:: LISTED RECORDS

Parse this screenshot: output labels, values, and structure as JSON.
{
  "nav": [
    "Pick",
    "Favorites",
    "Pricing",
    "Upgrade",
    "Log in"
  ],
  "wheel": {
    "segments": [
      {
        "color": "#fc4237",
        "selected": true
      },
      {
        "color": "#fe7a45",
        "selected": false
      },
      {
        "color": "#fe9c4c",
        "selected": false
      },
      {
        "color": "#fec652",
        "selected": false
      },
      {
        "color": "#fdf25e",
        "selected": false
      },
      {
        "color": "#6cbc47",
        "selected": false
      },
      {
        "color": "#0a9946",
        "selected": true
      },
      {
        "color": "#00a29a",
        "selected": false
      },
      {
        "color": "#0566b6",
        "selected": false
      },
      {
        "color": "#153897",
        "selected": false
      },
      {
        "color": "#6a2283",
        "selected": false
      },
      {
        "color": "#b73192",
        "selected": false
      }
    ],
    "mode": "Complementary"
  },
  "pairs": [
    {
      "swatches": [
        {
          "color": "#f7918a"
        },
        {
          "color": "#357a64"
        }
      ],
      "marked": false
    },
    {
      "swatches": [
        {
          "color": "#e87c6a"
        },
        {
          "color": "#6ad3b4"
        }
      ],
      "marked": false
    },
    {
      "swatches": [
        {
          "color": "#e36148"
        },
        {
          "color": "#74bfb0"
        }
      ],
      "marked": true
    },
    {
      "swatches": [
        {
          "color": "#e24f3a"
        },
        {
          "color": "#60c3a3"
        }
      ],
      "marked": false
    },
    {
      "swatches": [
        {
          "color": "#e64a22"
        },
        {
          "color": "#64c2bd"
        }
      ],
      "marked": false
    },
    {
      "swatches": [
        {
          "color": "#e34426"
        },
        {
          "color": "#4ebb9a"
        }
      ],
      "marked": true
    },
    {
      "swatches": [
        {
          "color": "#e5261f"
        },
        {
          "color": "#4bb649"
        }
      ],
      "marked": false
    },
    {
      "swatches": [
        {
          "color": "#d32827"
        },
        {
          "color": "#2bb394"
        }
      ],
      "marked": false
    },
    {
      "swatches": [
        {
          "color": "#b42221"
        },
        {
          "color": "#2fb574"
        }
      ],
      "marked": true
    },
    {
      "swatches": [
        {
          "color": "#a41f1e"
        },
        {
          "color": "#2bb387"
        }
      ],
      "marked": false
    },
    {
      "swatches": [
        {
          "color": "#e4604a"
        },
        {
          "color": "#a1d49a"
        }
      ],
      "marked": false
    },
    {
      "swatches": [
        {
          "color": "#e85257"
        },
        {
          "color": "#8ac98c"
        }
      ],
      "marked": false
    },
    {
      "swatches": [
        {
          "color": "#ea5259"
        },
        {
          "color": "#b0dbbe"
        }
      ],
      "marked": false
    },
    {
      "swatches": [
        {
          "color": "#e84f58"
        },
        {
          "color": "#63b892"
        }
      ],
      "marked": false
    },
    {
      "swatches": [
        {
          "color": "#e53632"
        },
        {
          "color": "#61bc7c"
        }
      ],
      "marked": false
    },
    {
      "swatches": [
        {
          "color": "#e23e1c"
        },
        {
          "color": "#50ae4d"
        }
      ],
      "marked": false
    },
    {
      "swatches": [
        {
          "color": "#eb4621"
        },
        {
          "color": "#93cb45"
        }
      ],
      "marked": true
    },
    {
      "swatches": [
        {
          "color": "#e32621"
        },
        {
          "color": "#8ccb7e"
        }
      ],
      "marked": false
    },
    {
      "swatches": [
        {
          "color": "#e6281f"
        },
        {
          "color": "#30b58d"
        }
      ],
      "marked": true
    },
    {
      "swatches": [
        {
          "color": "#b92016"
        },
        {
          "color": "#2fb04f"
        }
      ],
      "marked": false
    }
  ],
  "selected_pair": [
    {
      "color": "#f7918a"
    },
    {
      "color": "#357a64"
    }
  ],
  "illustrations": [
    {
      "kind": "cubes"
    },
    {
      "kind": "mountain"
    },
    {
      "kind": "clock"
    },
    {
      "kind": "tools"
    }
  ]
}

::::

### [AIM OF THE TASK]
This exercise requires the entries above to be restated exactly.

### [RESPONSE TO THIS EXERCISE]
Parse this screenshot: output labels, values, and structure as JSON.
{
  "nav": [
    "Pick",
    "Favorites",
    "Pricing",
    "Upgrade",
    "Log in"
  ],
  "wheel": {
    "segments": [
      {
        "color": "#fc4237",
        "selected": true
      },
      {
        "color": "#fe7a45",
        "selected": false
      },
      {
        "color": "#fe9c4c",
        "selected": false
      },
      {
        "color": "#fec652",
        "selected": false
      },
      {
        "color": "#fdf25e",
        "selected": false
      },
      {
        "color": "#6cbc47",
        "selected": false
      },
      {
        "color": "#0a9946",
        "selected": true
      },
      {
        "color": "#00a29a",
        "selected": false
      },
      {
        "color": "#0566b6",
        "selected": false
      },
      {
        "color": "#153897",
        "selected": false
      },
      {
        "color": "#6a2283",
        "selected": false
      },
      {
        "color": "#b73192",
        "selected": false
      }
    ],
    "mode": "Complementary"
  },
  "pairs": [
    {
      "swatches": [
        {
          "color": "#f7918a"
        },
        {
          "color": "#357a64"
        }
      ],
      "marked": false
    },
    {
      "swatches": [
        {
          "color": "#e87c6a"
        },
        {
          "color": "#6ad3b4"
        }
      ],
      "marked": false
    },
    {
      "swatches": [
        {
          "color": "#e36148"
        },
        {
          "color": "#74bfb0"
        }
      ],
      "marked": true
    },
    {
      "swatches": [
        {
          "color": "#e24f3a"
        },
        {
          "color": "#60c3a3"
        }
      ],
      "marked": false
    },
    {
      "swatches": [
        {
          "color": "#e64a22"
        },
        {
          "color": "#64c2bd"
        }
      ],
      "marked": false
    },
    {
      "swatches": [
        {
          "color": "#e34426"
        },
        {
          "color": "#4ebb9a"
        }
      ],
      "marked": true
    },
    {
      "swatches": [
        {
          "color": "#e5261f"
        },
        {
          "color": "#4bb649"
        }
      ],
      "marked": false
    },
    {
      "swatches": [
        {
          "color": "#d32827"
        },
        {
          "color": "#2bb394"
        }
      ],
      "marked": false
    },
    {
      "swatches": [
        {
          "color": "#b42221"
        },
        {
          "color": "#2fb574"
        }
      ],
      "marked": true
    },
    {
      "swatches": [
        {
          "color": "#a41f1e"
        },
        {
          "color": "#2bb387"
        }
      ],
      "marked": false
    },
    {
      "swatches": [
        {
          "color": "#e4604a"
        },
        {
          "color": "#a1d49a"
        }
      ],
      "marked": false
    },
    {
      "swatches": [
        {
          "color": "#e85257"
        },
        {
          "color": "#8ac98c"
        }
      ],
      "marked": false
    },
    {
      "swatches": [
        {
          "color": "#ea5259"
        },
        {
          "color": "#b0dbbe"
        }
      ],
      "marked": false
    },
    {
      "swatches": [
        {
          "color": "#e84f58"
        },
        {
          "color": "#63b892"
        }
      ],
      "marked": false
    },
    {
      "swatches": [
        {
          "color": "#e53632"
        },
        {
          "color": "#61bc7c"
        }
      ],
      "marked": false
    },
    {
      "swatches": [
        {
          "color": "#e23e1c"
        },
        {
          "color": "#50ae4d"
        }
      ],
      "marked": false
    },
    {
      "swatches": [
        {
          "color": "#eb4621"
        },
        {
          "color": "#93cb45"
        }
      ],
      "marked": true
    },
    {
      "swatches": [
        {
          "color": "#e32621"
        },
        {
          "color": "#8ccb7e"
        }
      ],
      "marked": false
    },
    {
      "swatches": [
        {
          "color": "#e6281f"
        },
        {
          "color": "#30b58d"
        }
      ],
      "marked": true
    },
    {
      "swatches": [
        {
          "color": "#b92016"
        },
        {
          "color": "#2fb04f"
        }
      ],
      "marked": false
    }
  ],
  "selected_pair": [
    {
      "color": "#f7918a"
    },
    {
      "color": "#357a64"
    }
  ],
  "illustrations": [
    {
      "kind": "cubes"
    },
    {
      "kind": "mountain"
    },
    {
      "kind": "clock"
    },
    {
      "kind": "tools"
    }
  ]
}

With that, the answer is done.